Fundraising has already begun. Heckler credits someone he knows with giving the seed money — about $100,000 — to start the organization but acknowledges that additional support needs to continue.
“We need people to step forward,” he says, moving into pitch mode. “If people want to step forward, please step forward.”
The next step is preparing an economic impact study done by outside experts to examine the expected number of visitors and available sites, Ritchie said.
Next would come an application, assuming Minnesota is selected by the government or its representative to be the U.S. pick for the 2023 expo bid. Once that report is submitted to the international bureau, he said, it triggers a six-month timeframe for other countries to submit their own application.
To Ritchie’s knowledge, Minnesota is the only area that’s expressed interest for 2023. It’s likely, though, that the Twin Cities would have to compete with two to four others sites around the world, Chappell said.
Although the process is still very much in its infancy, Ritchie and Heckler have a couple of sites on their radar: the Arden Hills Superfund site or the former Ford plant in St. Paul’s Highland Park.
Ritchie notes that about 50 million people live within a day’s drive of the Twin Cities, one of the measures that matter.
Trying to secure a three-month fair can have big ramifications even if Minnesota doesn’t ultimately win out. “The mere fact of saying out loud we want to invite the world to come see us has big ramifications,” he added.
And that appears to be coming true already. Minnesota’s interest in hosting a World’s Fair has already attracted a meeting this year of the U.S.-Russia Innovation Group.
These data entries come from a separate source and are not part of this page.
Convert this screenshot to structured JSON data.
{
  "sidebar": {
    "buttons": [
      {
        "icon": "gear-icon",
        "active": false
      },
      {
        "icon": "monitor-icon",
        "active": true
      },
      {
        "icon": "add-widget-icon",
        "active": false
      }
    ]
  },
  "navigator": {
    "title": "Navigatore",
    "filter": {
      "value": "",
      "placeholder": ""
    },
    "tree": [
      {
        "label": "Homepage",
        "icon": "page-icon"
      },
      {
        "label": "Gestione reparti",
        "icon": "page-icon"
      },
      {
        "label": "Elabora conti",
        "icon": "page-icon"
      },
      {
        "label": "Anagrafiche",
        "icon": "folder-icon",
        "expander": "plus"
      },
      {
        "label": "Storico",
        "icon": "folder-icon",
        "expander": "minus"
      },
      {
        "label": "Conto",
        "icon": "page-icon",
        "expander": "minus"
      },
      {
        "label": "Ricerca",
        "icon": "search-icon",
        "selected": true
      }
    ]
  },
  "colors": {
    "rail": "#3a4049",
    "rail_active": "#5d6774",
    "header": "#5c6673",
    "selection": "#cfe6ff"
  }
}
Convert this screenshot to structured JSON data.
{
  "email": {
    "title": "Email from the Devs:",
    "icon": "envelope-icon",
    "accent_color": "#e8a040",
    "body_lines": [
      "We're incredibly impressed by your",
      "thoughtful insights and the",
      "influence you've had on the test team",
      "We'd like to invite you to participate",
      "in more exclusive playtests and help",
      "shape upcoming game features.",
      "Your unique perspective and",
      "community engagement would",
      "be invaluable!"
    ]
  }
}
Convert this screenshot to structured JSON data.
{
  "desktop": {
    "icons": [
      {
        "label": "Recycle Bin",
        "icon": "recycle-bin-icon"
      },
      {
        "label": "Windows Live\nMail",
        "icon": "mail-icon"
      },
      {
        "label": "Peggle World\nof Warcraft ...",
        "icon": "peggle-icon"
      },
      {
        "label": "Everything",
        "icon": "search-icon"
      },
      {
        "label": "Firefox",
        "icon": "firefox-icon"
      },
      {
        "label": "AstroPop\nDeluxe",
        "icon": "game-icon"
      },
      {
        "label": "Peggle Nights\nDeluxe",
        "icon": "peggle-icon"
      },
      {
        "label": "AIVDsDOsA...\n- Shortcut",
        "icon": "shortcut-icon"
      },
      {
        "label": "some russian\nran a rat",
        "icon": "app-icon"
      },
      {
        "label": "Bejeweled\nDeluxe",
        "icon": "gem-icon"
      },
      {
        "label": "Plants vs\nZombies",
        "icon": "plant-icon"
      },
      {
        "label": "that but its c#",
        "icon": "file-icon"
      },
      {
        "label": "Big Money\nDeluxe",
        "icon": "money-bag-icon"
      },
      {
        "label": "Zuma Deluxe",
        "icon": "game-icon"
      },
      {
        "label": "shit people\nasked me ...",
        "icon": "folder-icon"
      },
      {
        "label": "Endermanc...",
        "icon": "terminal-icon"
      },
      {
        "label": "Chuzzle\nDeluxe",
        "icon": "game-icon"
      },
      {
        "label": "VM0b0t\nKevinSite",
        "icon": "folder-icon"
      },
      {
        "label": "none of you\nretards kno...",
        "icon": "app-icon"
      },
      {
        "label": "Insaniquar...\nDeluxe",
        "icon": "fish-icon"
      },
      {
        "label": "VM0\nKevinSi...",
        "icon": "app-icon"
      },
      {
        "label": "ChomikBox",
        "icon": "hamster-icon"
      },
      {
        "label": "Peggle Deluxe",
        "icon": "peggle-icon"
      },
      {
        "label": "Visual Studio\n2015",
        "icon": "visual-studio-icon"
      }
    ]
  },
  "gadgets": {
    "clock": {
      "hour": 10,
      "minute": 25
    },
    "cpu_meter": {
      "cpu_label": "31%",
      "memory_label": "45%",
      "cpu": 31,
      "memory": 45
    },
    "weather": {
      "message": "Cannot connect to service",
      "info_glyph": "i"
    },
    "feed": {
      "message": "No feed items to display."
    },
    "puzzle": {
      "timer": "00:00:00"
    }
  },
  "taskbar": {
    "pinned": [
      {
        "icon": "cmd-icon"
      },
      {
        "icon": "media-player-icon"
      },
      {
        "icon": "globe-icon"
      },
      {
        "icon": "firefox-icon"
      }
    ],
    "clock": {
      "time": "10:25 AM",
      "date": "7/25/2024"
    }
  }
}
“The question becomes for us: Do we feel in the Twin Cities that we are global?” Heckler said.
Overall economic impact tricky
Still, the economic impact of the fair is unclear.
In the end, the Chinese government spent $45 billion on the Shanghai 2010 Expo.
The build-out is different internationally than in the U.S., Chappell said, where a lot more private investment would be necessary.
Bill Blazar, a member of the advisory committee and a state Chamber of Commerce staffer, said a World’s Fair is one way to get Minnesota on the map.
“I think we’re interested in doing the homework and testing the feasibility because we think developing Minnesota as an integral part of the world economy is really key to development and growth in the state in the future,” Blazar said.
Estimates for Dubai, where a large event will be held in 2020, include 80,000 additional construction jobs. A separate report estimates that total jobs added could reach 300,000, with roughly 90 percent of them between 2018 and 2021.
There’s also the sentimental side, which seems to have captured Ritchie and the others. Chappell describes a World’s Fair as “creating an idealized world in an enclosed space.”
“It sort of takes you out of your everyday life and puts you into this different experience,” he said. “It is different from the outside world.”